It's also clear that theories have to accommodate, and be realistic about, human psychology and our mental capacities to apply such strategies. Any theory that doesn't do this would be missing the point. If these theories aren't practically applicable, then we may as well not have formulated them. The practical circumstances under which we encounter moral uncertainty also differ – in some situations, we're under more psychological stress and time constraints than others. This raises the interesting question of whether optimal strategies might differ for agents under different conditions.

Something else to consider is this: in what way, if any, are we required to cope with moral uncertainty in ways such as moral hedging? Theorists like Lockhart and Sepielli argue for the most ‘rational' thing to do under uncertain circumstances, but what if one doesn't care for being rational?
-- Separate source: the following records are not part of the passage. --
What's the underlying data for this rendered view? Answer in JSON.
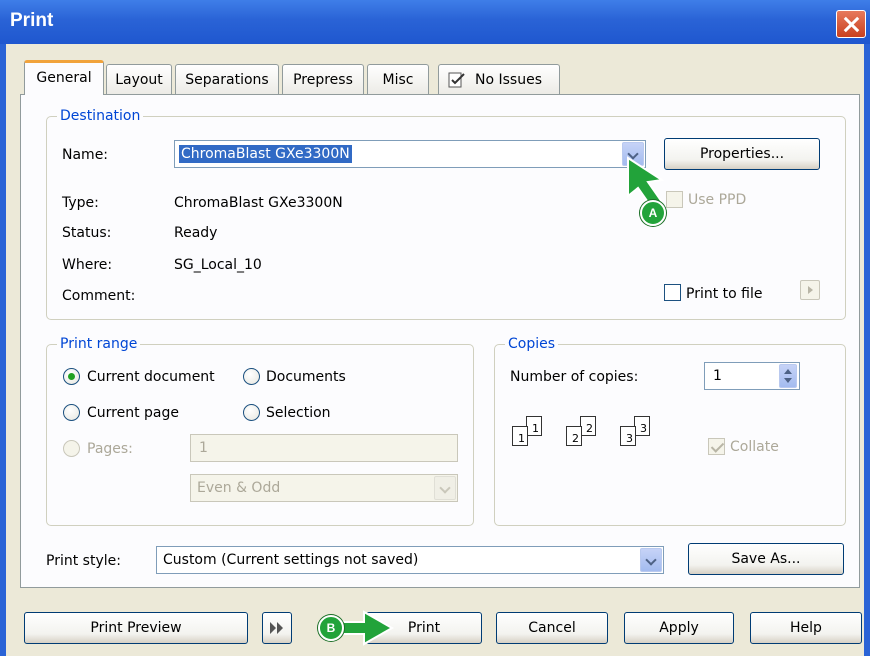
{
  "window": {
    "title": "Print"
  },
  "tabs": [
    "General",
    "Layout",
    "Separations",
    "Prepress",
    "Misc",
    "No Issues"
  ],
  "destination": {
    "group_title": "Destination",
    "name_label": "Name:",
    "name_value": "ChromaBlast GXe3300N",
    "properties_button": "Properties...",
    "use_ppd_label": "Use PPD",
    "type_label": "Type:",
    "type_value": "ChromaBlast GXe3300N",
    "status_label": "Status:",
    "status_value": "Ready",
    "where_label": "Where:",
    "where_value": "SG_Local_10",
    "comment_label": "Comment:",
    "print_to_file_label": "Print to file"
  },
  "print_range": {
    "group_title": "Print range",
    "current_document": "Current document",
    "documents": "Documents",
    "current_page": "Current page",
    "selection": "Selection",
    "pages": "Pages:",
    "pages_value": "1",
    "parity_value": "Even & Odd"
  },
  "copies": {
    "group_title": "Copies",
    "number_label": "Number of copies:",
    "number_value": "1",
    "collate_label": "Collate",
    "collate_pages": [
      {
        "back": "1",
        "front": "1"
      },
      {
        "back": "2",
        "front": "2"
      },
      {
        "back": "3",
        "front": "3"
      }
    ]
  },
  "print_style": {
    "label": "Print style:",
    "value": "Custom (Current settings not saved)",
    "save_as_button": "Save As..."
  },
  "footer": {
    "print_preview": "Print Preview",
    "print": "Print",
    "cancel": "Cancel",
    "apply": "Apply",
    "help": "Help"
  },
  "callouts": {
    "a": "A",
    "b": "B"
  },
  "colors": {
    "titlebar": "#2a63d6",
    "dialog_bg": "#ece9d8",
    "callout_green": "#22a33a",
    "group_title": "#0046d5"
  }
}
Might we still be somehow morally obliged to adopt some strategy? Perhaps there is some kind of moral duty to act rationally, or 'responsibly', under moral uncertainty. It does seem, in a somewhat tautological sense, that we're morally required to be moral. Perhaps this involves being morally required to ‘try our best' to be moral, and not to engage in overly 'morally risky' behaviour.

Other than Lockhart and Sepielli, others who have engaged the issue of moral uncertainty – at least tangentially – include James Hudson (who rejected moral hedging), Graham Oddie, Jacob Ross, Alexander Guerrero, Toby Ord and Nick Bostrom. Hopefully, in time, more philosophers (and non-philosophers too) will join in this fledgling debate. The discussion and its findings will be a tribute to all the victims of ethical thought experiments everywhere – may we someday stop killing hypothetical people with analysis paralysis.



[1] 23.1% “leaned toward” (as opposed to “accepted”) switching, 6.4% were undecided, and 4.8% leaned toward staying.

Like what you're reading? Don't keep it to yourself!
Share on Facebook
Facebook
Tweet about this on Twitter
Twitter
Share on Reddit
Reddit
Share on LinkedIn
Linkedin
Email this to someone
email